- Middle East/North Africa
In response to a message that Shams Badran, the defense minister under late President Gamal Abdel Nasser, sent to the Muslim Brotherhood denying responsibility for their torture during his tenure, group leaders said he is lying, as the torture still shows on their bodies today.
The Muslim Brotherhood accuses Badran, who is currently residing in London, of supervising and even involvement in torturing group leaders who were arrested after Nasser discovered an assassination plot in 1965. Sayed Qutb, the leading Brotherhood figure, was executed in the case. Nasser also crushed the group after a 1954 assassination attempt in Mansheya, Alexandria.
“He tortured me himself,” said Deputy Supreme Guide Rashad Bayoumi. “When I told him to fear God, he said, ‘I’ll put God in the cell next to you if he comes down here.’”
He explained that the torture methods varied between whipping, hanging, spraying with burning alcohol, filling the cells with water a meter and a half high and attacking prisoners with dogs.
“I entered prison in 1954 and came out in 1965,” he said. “Four days later, I was arrested and served another seven years until 1972.”
He added that one day the warden told them to form a circle and they watched as the man who saved Nasser in the 1948 war was brought to the middle and whipped 40 lashes. “They told him this was a gift from President Nasser,” he said.
Sayed Nazily, a member of the group’s Shura Council, said Badran used to call Nasser and brief him in detail how he could forcibly extract confessions. “We sometimes had to confess to false information to save ourselves from torture or at least take a break,” he said.
“The first one to die from torture was Mohamed Awad,” he said. “They pulled out his brain from the skull.”
“We were charged with attempting to overthrow the regime and blow up government institutions,” he added. “None of this happened, and I served ten years until 1975 for no reason.”
Talaat al-Shenawy, who was also imprisoned in 1965, said the prisoners suffered psychological disturbances on top of the physical pain. “Nasser ordered our arrest by phone from Moscow,” he said, “although it was the Brotherhood that secured the entrances and exits of Cairo during his coup.”
“Nasser’s bodyguard, Ismail al-Fayoumy, was from the Brotherhood,” he said. “He would have killed him had we ordered it, but we are peaceful people.”
Shehata Hodhod, an old group member, said he was tortured by Hamza al-Bassiouny, the director of the military prisons. “He used to report the torture to Badran and Nasser,” he said. “Some were hanged for refusing to sing for Nasser, others were thrown dead in the desert and their families were told to go look for their bodies.”
Brotherhood researcher Abdo Dessouky said the Brotherhood filed lawsuits against Badran and other members of the Nasser regime demanding compensation for the damages is members have suffered. “The court ruled in favor of the group in the seventies,” he said.
Ahmed Seif al-Islam al-Banna, son of Hassan al-Banna, the founder of the Muslim Brotherhood, claimed Badran sent his message at this particular time to incite the people against President Mohamed Morsy.
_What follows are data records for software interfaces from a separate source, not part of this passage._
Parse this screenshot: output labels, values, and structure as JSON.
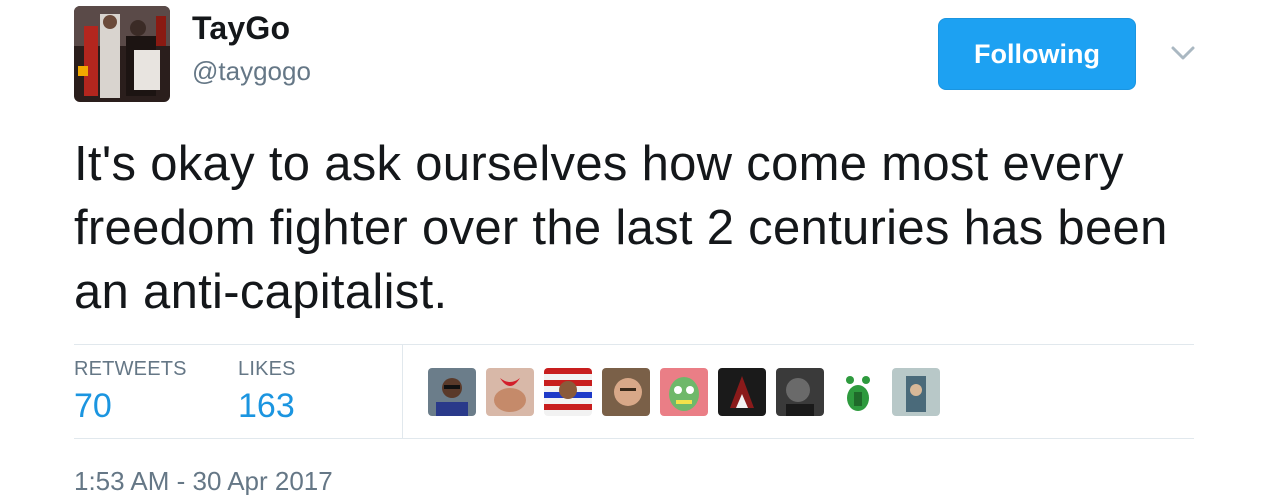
{
  "author": {
    "display_name": "TayGo",
    "handle": "@taygogo"
  },
  "follow_button": {
    "label": "Following"
  },
  "tweet": {
    "text": "It's okay to ask ourselves how come most every freedom fighter over the last 2 centuries has been an anti-capitalist."
  },
  "stats": {
    "retweets_label": "RETWEETS",
    "retweets_value": "70",
    "likes_label": "LIKES",
    "likes_value": "163"
  },
  "timestamp": "1:53 AM - 30 Apr 2017",
  "colors": {
    "accent": "#1da1f2",
    "stat_value": "#1b95e0",
    "muted": "#657786",
    "text": "#14171a",
    "divider": "#e1e8ed"
  },
  "icons": {
    "menu_caret": "chevron-down-icon"
  }
}
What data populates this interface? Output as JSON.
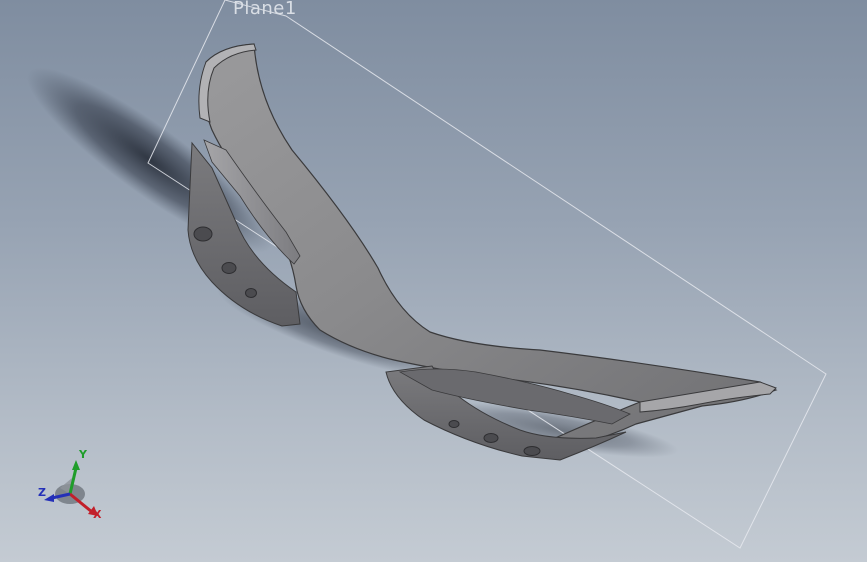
{
  "viewport": {
    "background_top": "#7f8da0",
    "background_bottom": "#c4cbd3"
  },
  "reference_plane": {
    "label": "Plane1",
    "edge_color": "#e6e9ee"
  },
  "part": {
    "body_color": "#8f8f90",
    "edge_color": "#3a3a3c"
  },
  "triad": {
    "x_label": "X",
    "y_label": "Y",
    "z_label": "Z",
    "x_color": "#c21f2a",
    "y_color": "#1f9d2a",
    "z_color": "#2430b8"
  }
}
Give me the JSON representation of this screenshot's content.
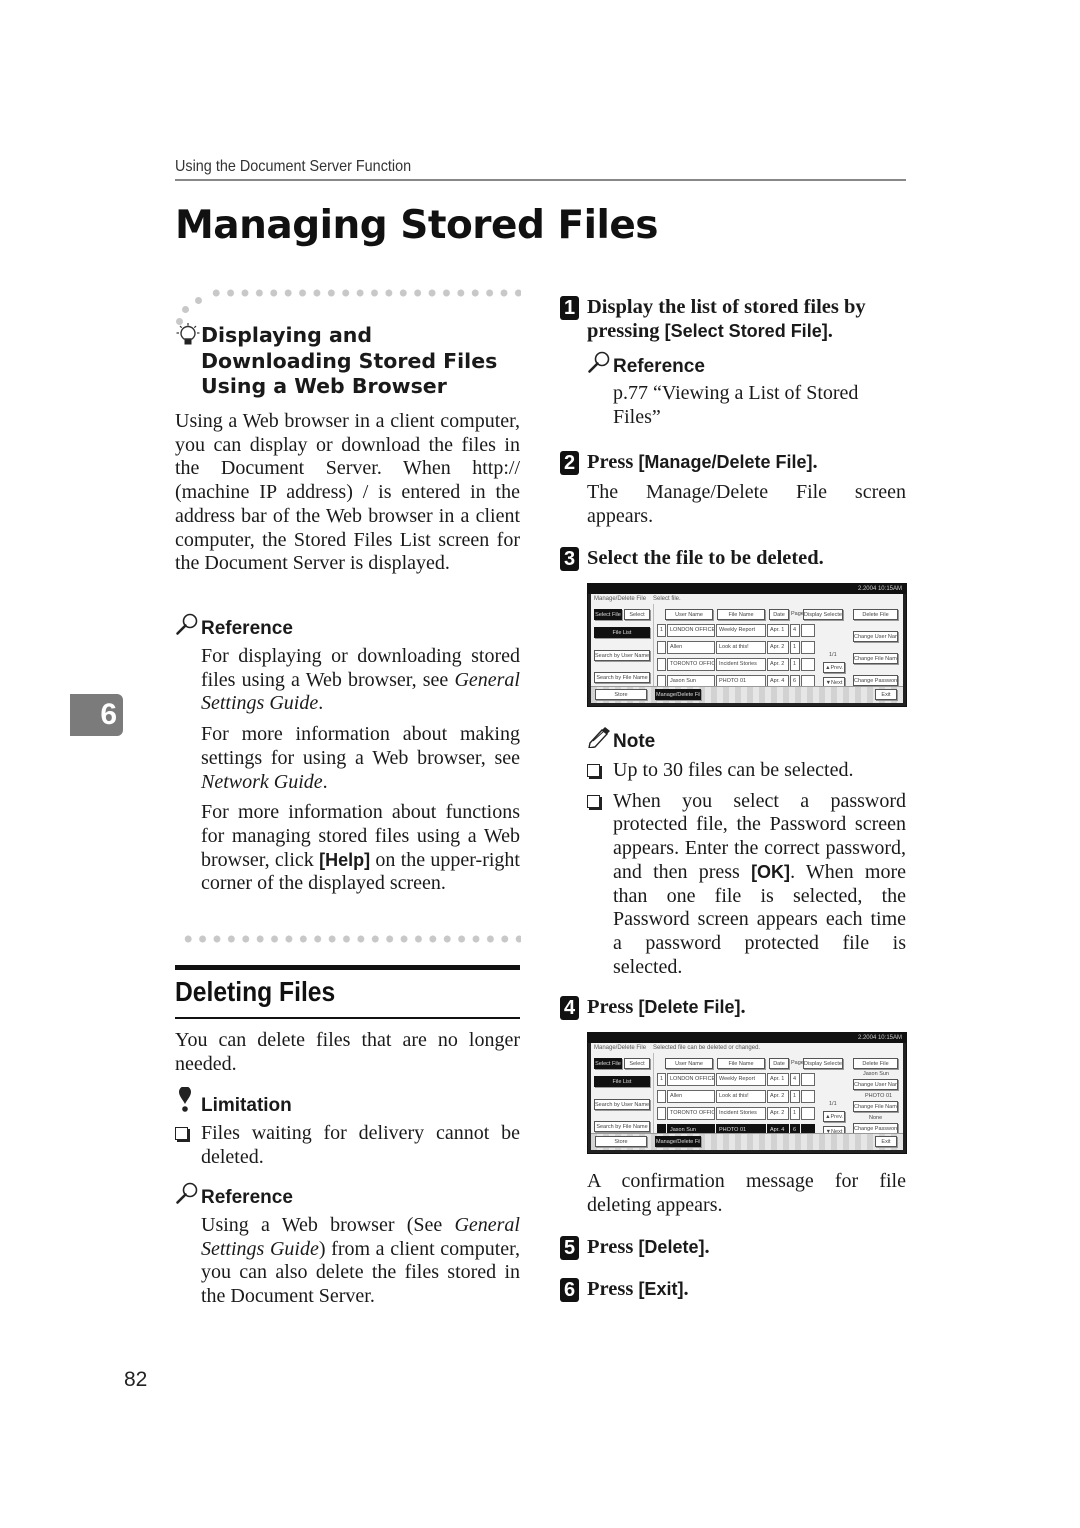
{
  "header": {
    "running_title": "Using the Document Server Function",
    "page_title": "Managing Stored Files"
  },
  "chapter_tab": "6",
  "page_number": "82",
  "left": {
    "tip_heading": "Displaying and Downloading Stored Files Using a Web Browser",
    "tip_body": "Using a Web browser in a client computer, you can display or download the files in the Document Server. When http:// (machine IP address) / is entered in the address bar of the Web browser in a client computer, the Stored Files List screen for the Document Server is displayed.",
    "reference_label": "Reference",
    "ref_p1_a": "For displaying or downloading stored files using a Web browser, see ",
    "ref_p1_italic": "General Settings Guide",
    "ref_p1_b": ".",
    "ref_p2_a": "For more information about making settings for using a Web browser, see ",
    "ref_p2_italic": "Network Guide",
    "ref_p2_b": ".",
    "ref_p3_a": "For more information about functions for managing stored files using a Web browser, click ",
    "ref_p3_key": "[Help]",
    "ref_p3_b": " on the upper-right corner of the displayed screen.",
    "deleting_heading": "Deleting Files",
    "deleting_intro": "You can delete files that are no longer needed.",
    "limitation_label": "Limitation",
    "limitation_items": [
      "Files waiting for delivery cannot be deleted."
    ],
    "reference2_label": "Reference",
    "ref2_a": "Using a Web browser (See ",
    "ref2_italic": "General Settings Guide",
    "ref2_b": ") from a client computer, you can also delete the files stored in the Document Server."
  },
  "steps": [
    {
      "number": "1",
      "text_a": "Display the list of stored files by pressing ",
      "key": "[Select Stored File]",
      "text_b": ".",
      "reference_label": "Reference",
      "reference_text": "p.77 “Viewing a List of Stored Files”"
    },
    {
      "number": "2",
      "text_a": "Press ",
      "key": "[Manage/Delete File]",
      "text_b": ".",
      "body": "The Manage/Delete File screen appears."
    },
    {
      "number": "3",
      "text_a": "Select the file to be deleted.",
      "note_label": "Note",
      "note_item_1": "Up to 30 files can be selected.",
      "note_item_2_a": "When you select a password protected file, the Password screen appears. Enter the correct password, and then press ",
      "note_item_2_key": "[OK]",
      "note_item_2_b": ". When more than one file is selected, the Password screen appears each time a password protected file is selected."
    },
    {
      "number": "4",
      "text_a": "Press ",
      "key": "[Delete File]",
      "text_b": ".",
      "body": "A confirmation message for file deleting appears."
    },
    {
      "number": "5",
      "text_a": "Press ",
      "key": "[Delete]",
      "text_b": "."
    },
    {
      "number": "6",
      "text_a": "Press ",
      "key": "[Exit]",
      "text_b": "."
    }
  ],
  "screen1": {
    "status": "2.2004 10:15AM",
    "title": "Manage/Delete File",
    "message": "Select file.",
    "tabs": [
      "Select File",
      "Select"
    ],
    "file_list_button": "File List",
    "search_user_button": "Search by User Name",
    "search_file_button": "Search by File Name",
    "sort_headers": [
      "User Name",
      "File Name",
      "Date",
      "Page",
      "Display Selected"
    ],
    "rows": [
      {
        "num": "1",
        "user": "LONDON OFFICE",
        "file": "Weekly Report",
        "date": "Apr. 1",
        "pages": "4"
      },
      {
        "num": "",
        "user": "Allen",
        "file": "Look at this!",
        "date": "Apr. 2",
        "pages": "1"
      },
      {
        "num": "",
        "user": "TORONTO OFFICE",
        "file": "Incident Stories",
        "date": "Apr. 2",
        "pages": "1"
      },
      {
        "num": "",
        "user": "Jason Sun",
        "file": "PHOTO 01",
        "date": "Apr. 4",
        "pages": "6"
      }
    ],
    "page_indicator": "1/1",
    "prev_button": "▲Prev.",
    "next_button": "▼Next",
    "right_buttons": [
      "Delete File",
      "Change User Name",
      "Change File Name",
      "Change Password"
    ],
    "bottom_left": "Store",
    "bottom_active": "Manage/Delete File",
    "exit_button": "Exit"
  },
  "screen2": {
    "status": "2.2004 10:15AM",
    "title": "Manage/Delete File",
    "message": "Selected file can be deleted or changed.",
    "right_buttons": [
      "Delete File",
      "Change User Name",
      "Change File Name",
      "Change Password"
    ],
    "right_labels": [
      "Jason Sun",
      "PHOTO 01",
      "None"
    ]
  }
}
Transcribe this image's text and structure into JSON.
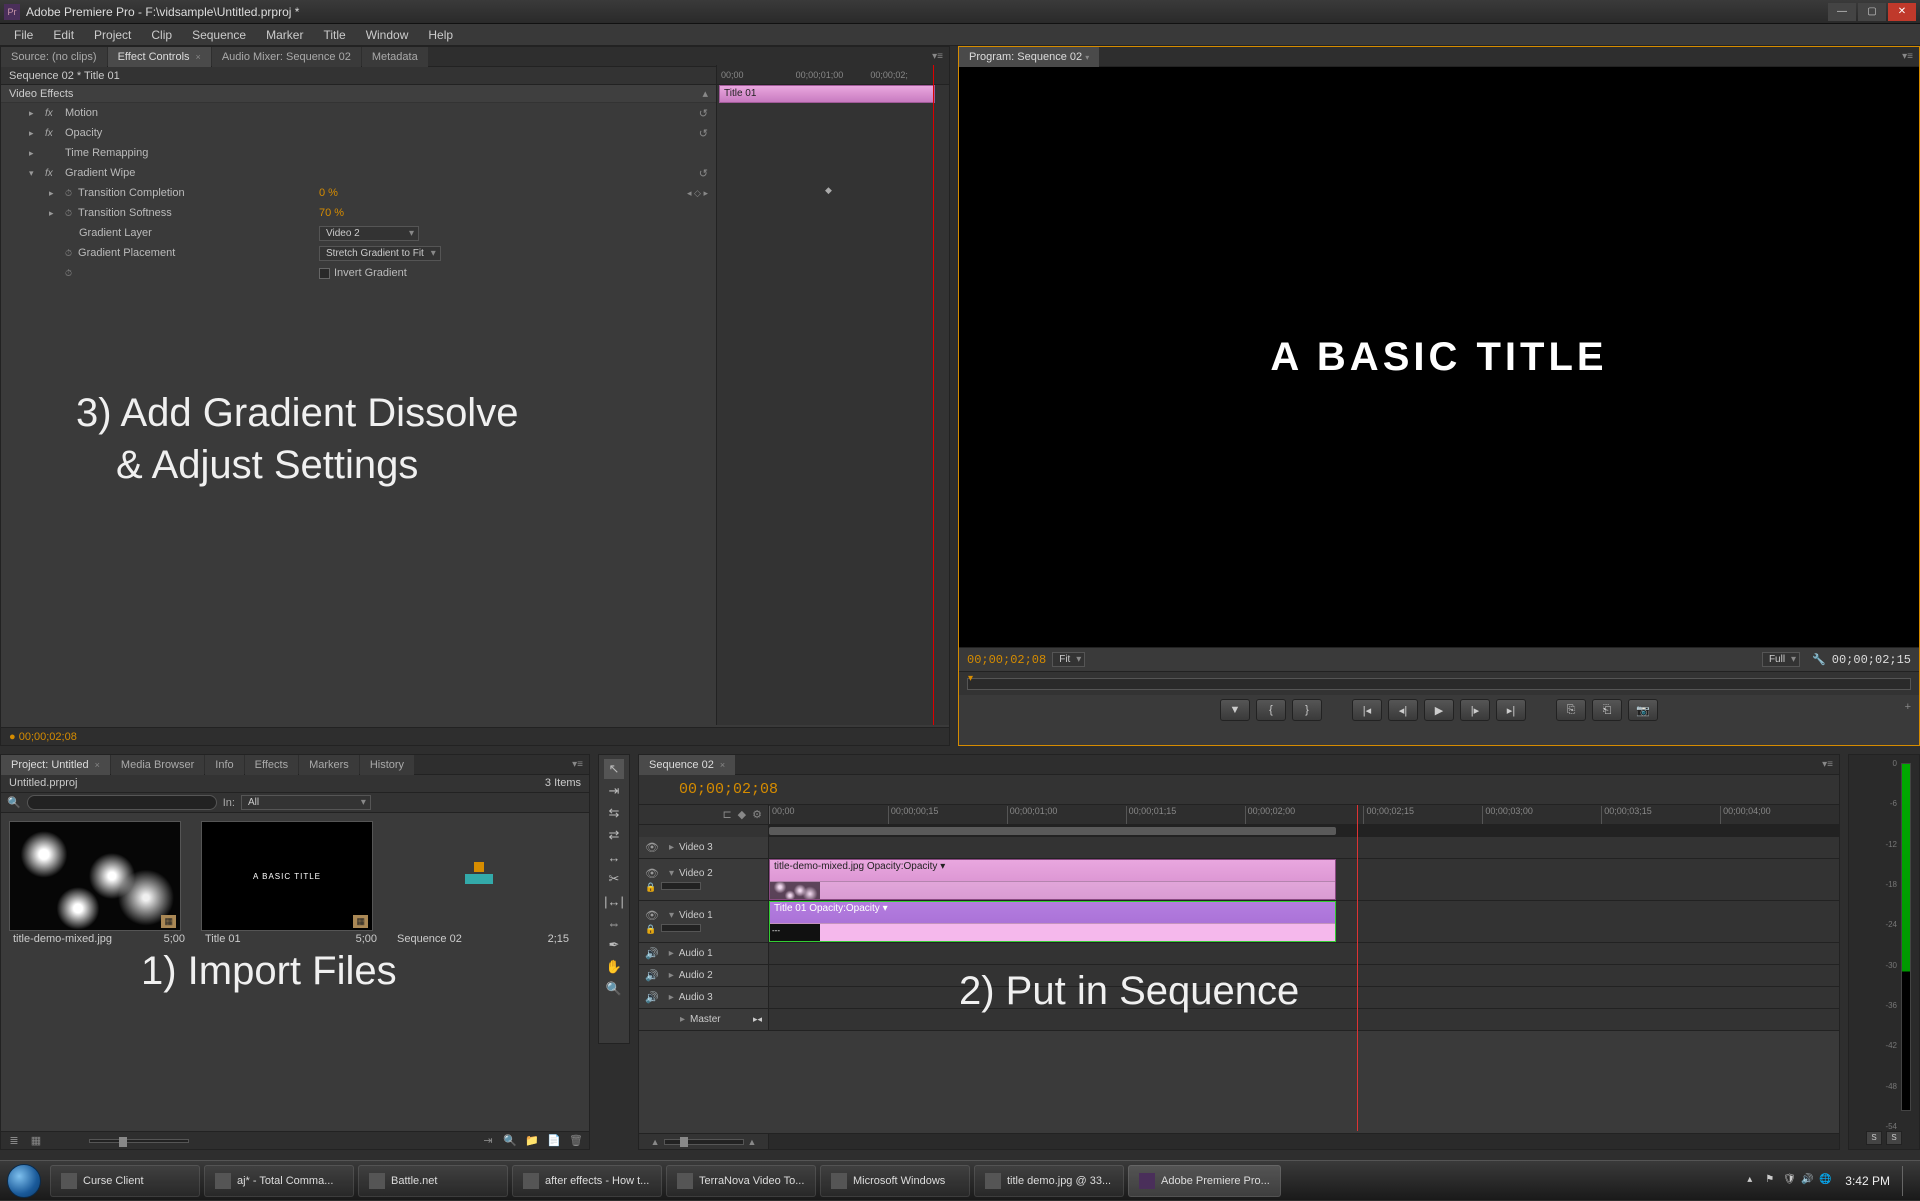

The Brotherhood’s mufti, Abdel Rahman al-Barr, concurred with this theory.
Edited translation from Al-Masry Al-Youm